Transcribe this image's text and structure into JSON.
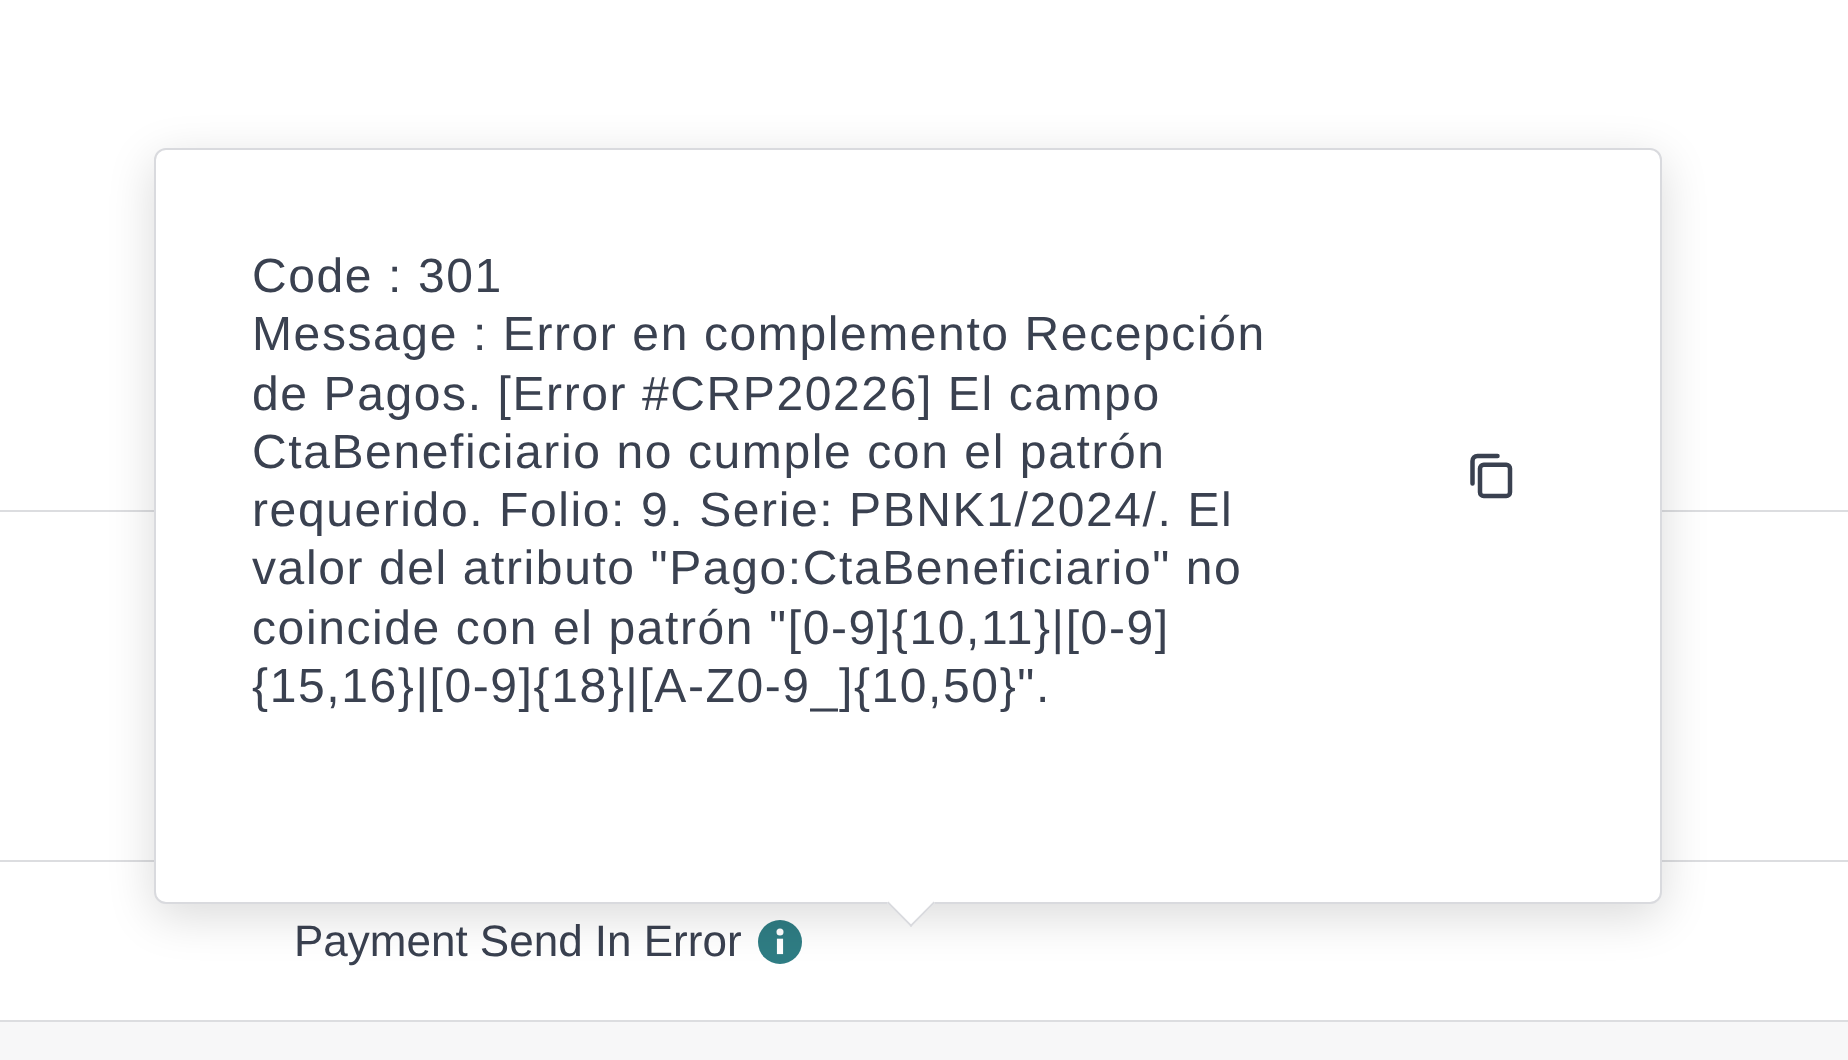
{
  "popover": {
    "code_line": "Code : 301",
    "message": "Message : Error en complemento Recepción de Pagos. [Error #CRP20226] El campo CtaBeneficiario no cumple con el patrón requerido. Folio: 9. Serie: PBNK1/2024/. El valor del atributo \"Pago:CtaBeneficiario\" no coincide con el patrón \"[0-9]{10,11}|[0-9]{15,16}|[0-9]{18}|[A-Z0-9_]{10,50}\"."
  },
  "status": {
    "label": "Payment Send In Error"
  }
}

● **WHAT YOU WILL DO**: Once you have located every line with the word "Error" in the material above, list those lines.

● **RESPONSE TO THE TASK**:
    "message": "Message : Error en complemento Recepción de Pagos. [Error #CRP20226] El campo CtaBeneficiario no cumple con el patrón requerido. Folio: 9. Serie: PBNK1/2024/. El valor del atributo \"Pago:CtaBeneficiario\" no coincide con el patrón \"[0-9]{10,11}|[0-9]{15,16}|[0-9]{18}|[A-Z0-9_]{10,50}\"."
    "label": "Payment Send In Error"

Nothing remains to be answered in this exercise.